Looking ahead to next year, you may want to consider changing your status from a pass-through business to a C-corporation in spite of the 20% deduction, Navani says. While pass-throughs may still have advantages, the 2017 Tax Cuts and Jobs Act reduced income tax rates from 35% to a flat 21% for all C-corporations.
Whether the switch makes sense for you is something your tax specialist can help you understand.
2. Create a smart plan for paying taxes
The sooner you have an idea of your business’s general outlook for the tax year, the better prepared you are to prevent cash flow disruptions—either by putting money aside or arranging for a line of credit to pay the IRS. Ask your accountant whether you’d be better off paying quarterly estimated taxes next year, allowing you to distribute the tax burden throughout the year instead of having to find the cash for a large tax payment in April. (You may need to pay estimated taxes throughout the year to avoid interest and possibly penalties levied by the IRS.)
3. Set up—or add to—a retirement savings plan

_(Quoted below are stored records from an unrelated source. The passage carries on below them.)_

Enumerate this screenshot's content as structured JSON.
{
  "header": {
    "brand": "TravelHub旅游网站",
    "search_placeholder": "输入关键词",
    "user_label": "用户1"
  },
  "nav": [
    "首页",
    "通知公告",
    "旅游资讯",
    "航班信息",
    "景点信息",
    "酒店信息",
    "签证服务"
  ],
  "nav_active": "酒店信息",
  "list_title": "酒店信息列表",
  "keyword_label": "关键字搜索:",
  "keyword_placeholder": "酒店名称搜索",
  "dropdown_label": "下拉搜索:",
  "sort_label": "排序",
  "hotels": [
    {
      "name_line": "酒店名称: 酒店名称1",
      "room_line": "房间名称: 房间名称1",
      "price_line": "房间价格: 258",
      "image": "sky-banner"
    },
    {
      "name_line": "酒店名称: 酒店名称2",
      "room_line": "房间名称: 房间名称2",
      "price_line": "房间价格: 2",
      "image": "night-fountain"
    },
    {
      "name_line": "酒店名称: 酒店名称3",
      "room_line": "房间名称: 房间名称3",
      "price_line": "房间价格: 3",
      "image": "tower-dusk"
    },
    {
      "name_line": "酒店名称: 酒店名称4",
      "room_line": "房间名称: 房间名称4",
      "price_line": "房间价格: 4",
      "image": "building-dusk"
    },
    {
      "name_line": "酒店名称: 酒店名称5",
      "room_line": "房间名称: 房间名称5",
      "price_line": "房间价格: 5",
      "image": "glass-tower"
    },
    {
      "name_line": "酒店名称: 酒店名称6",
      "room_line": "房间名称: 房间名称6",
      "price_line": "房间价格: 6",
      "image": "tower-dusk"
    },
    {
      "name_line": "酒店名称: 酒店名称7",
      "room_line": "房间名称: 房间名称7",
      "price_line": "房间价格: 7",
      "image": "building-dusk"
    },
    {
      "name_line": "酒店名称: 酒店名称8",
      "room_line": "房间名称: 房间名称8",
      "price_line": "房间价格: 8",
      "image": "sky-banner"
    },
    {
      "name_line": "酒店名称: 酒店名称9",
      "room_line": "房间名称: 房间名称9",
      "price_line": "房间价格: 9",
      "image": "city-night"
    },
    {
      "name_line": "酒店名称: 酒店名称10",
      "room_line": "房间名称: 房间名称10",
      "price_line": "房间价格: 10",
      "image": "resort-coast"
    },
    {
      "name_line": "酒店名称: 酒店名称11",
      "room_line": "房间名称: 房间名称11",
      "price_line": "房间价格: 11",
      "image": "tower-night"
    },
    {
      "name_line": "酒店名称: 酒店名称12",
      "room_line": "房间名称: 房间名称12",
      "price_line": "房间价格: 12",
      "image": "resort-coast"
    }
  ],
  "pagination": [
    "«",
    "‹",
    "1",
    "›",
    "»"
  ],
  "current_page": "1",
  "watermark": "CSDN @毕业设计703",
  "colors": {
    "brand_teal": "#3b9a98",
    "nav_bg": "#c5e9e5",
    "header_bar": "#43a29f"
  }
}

In addition to personal IRA contributions, small business owners have several options for employer-sponsored retirement savings plans, including SIMPLE IRA, SEP IRA, 401(k), and profit-sharing plans. They differ in the amount the employer and employee can contribute, the investment options available, and the ease and expense of setting them up, among other factors. With any plan, contributions you make for yourself and your employees may be tax-deductible. Small businesses may also get a tax credit to help defray the cost of starting certain retirement plans. For calendar year taxpayers, you generally have until the due date of your tax return in 2020 (for the 2019 tax year) to contribute funds to a retirement plan for the 2019 tax year. But some types of plans must be established before the end of this year, or earlier during this year, to get the tax deduction for 2019. Ask your tax advisor.
4. Take advantage of larger deductions for equipment
If you buy new or used equipment for your company and place it in service before the end of the year, you could be entitled to a federal tax deduction of up to $1.02 million. Because the deductions are intended for small businesses, they start to phase out at spending amounts starting at $2,550,000, ending above $3,570,000.
In addition, businesses can take a 100% bonus depreciation deduction on certain kinds of equipment bought and placed in service after Sept. 27, 2017 (up from 50%). That deduction applies to purchases of certain used as well as new equipment.
5. Defer revenue and accelerate expenses—or vice versa
If your company operates on a cash basis for tax purposes and your profits seem likely to be higher in 2019 than in previous years, you may want to defer revenue during the last part of the year as a way of reducing your 2019 taxable income. Consider delaying the delivery of certain products or services until January. Another option: Pay some 2020 costs in advance—for example, if you’re going to a trade show early that year, you may be able to pay registration fees in 2019. Alternatively, if you expect your business to be more profitable in 2020 than this year, consider accelerating cash collection before Dec. 31 and delaying deductible expenses until after the new year.
6. Contribute to charity
Giving can not only help you fulfill your goals as a socially responsible business and engage your employees in a meaningful activity—it can provide your business with a tax deduction, usually equal to the fair market value of the property donated. However, if you own a pass-through business, be aware that your ability to deduct charitable gifts made by the business could be limited in 2019. The recent Tax Cuts and Jobs Act capped personal itemized deductions for state and local taxes. The standard deduction for 2019 is $24,400 for married couples filing jointly and $12,200 for individuals. If you claim the standard deduction, you can’t write off charitable gifts, so be sure to review your giving strategy with your tax specialist, advises Navani.
Author: Vinay Navani